Should we have seen it coming, the confusion of 2017? The year of unrepentant 'pussy grabbers', Little Englanders and assorted purveyors of fake news left us lost for words. Maybe in 2018 we'll all simply relax and accept a 'new normal'.
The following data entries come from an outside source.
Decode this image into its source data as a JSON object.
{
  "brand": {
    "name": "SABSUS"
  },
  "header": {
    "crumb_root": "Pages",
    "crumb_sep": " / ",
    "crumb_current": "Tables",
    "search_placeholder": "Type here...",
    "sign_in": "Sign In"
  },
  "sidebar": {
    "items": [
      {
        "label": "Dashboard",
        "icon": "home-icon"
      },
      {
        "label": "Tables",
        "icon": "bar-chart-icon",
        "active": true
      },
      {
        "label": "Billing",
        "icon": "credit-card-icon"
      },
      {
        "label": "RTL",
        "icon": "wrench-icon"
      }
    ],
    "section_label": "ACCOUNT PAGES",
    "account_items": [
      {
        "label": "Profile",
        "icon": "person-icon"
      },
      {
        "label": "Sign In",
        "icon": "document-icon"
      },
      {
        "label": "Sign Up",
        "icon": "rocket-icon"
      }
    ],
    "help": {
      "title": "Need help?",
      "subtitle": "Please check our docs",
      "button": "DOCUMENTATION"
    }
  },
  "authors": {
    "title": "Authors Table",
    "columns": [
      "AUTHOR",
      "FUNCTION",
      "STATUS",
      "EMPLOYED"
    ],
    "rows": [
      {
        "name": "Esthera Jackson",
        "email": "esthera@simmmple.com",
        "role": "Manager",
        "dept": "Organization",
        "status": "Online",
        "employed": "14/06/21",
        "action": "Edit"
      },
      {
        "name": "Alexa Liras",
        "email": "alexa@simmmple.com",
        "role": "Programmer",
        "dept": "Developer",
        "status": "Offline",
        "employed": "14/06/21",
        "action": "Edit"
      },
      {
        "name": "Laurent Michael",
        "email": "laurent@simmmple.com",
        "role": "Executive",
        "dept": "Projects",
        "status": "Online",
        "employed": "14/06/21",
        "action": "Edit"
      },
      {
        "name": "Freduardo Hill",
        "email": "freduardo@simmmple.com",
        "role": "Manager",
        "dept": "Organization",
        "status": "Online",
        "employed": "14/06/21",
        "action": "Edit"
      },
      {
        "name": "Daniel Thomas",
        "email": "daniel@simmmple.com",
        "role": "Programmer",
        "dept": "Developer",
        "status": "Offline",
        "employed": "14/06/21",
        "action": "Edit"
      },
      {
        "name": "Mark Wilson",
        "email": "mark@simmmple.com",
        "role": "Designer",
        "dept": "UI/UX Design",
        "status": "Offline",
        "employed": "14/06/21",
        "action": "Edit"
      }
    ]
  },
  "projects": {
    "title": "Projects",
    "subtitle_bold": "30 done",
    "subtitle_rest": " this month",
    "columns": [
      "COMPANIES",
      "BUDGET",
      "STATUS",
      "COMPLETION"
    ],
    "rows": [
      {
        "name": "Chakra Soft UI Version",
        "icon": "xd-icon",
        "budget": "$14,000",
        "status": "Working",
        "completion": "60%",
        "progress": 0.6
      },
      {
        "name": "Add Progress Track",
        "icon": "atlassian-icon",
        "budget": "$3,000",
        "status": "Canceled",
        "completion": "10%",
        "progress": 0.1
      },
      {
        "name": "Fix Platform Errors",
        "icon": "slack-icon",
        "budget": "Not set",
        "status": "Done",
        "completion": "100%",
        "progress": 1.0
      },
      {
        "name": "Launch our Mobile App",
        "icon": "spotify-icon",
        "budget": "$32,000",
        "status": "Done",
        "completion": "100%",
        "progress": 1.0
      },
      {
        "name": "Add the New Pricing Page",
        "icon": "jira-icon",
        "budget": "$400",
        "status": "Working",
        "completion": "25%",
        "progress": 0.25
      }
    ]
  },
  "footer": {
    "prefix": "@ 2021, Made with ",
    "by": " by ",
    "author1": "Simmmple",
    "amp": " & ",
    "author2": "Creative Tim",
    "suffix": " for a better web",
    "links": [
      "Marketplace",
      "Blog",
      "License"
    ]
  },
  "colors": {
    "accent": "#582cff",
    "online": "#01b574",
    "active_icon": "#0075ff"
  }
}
Before Mickey's birthday (her 61st) in November, and possibly even before Jessi's (her 29th) in October, we all solemnly agreed that our 'wish lists' for Christmas should be kept short. But yesterday evening when the ladies in red descended upon my little flat, all looked quite splendid and by no means reflected the fact that not one of us is currently at all prosperous.Wishes were granted, champagne was quaffed and we agreed that sushi made a pleasant change from the traditional goose.But before afternoon became evening there was time to watch the movie file that Jessi had been given by her BFF and quasi-sister the day before. It documented the August nuptials in Mexico City, and I have never seen a more spectacular wedding video. It was professionally shot and edited with great sensitivity, and in spite of the incredibly lavish celebrations staged for the marriage of Dominique and Daniel, it was very touching. We agreed that it struck a welcome positive and optimistic note in a 2017 that had not been joyful for too many people we knew.   We count ourselves very fortunate indeed. There are fathers of Jessica's contemporaries, approaching retirement, who have just been abandoned by their wives, others slipping into alcohol dependency or incapacitated by illnesses. In comparison, Auld Da feels reasonably chipper and is not tempted to touch the Glenkinchie 12-year-old malt (yes, it was as always on the 'wish list') until the computer is turned off at the end of a day's work!Another wish was granted in the form of a new portrait of Jessi which needed to be properly displayed on my desk. This implied that much of today would be taken up with the task of getting rid of a lot of rubbish which has accumulated over the past few years. In many ways, I am not the minimalist I pretend to be, but one who is easily seduced by quirky and ephemeral tchotchkes. Not that I have consigned such items to the trash can, I have merely moved them to other places in my flat! The result now? Jessi grins at me over her shoulder and reminds me of my very good luck.   [...]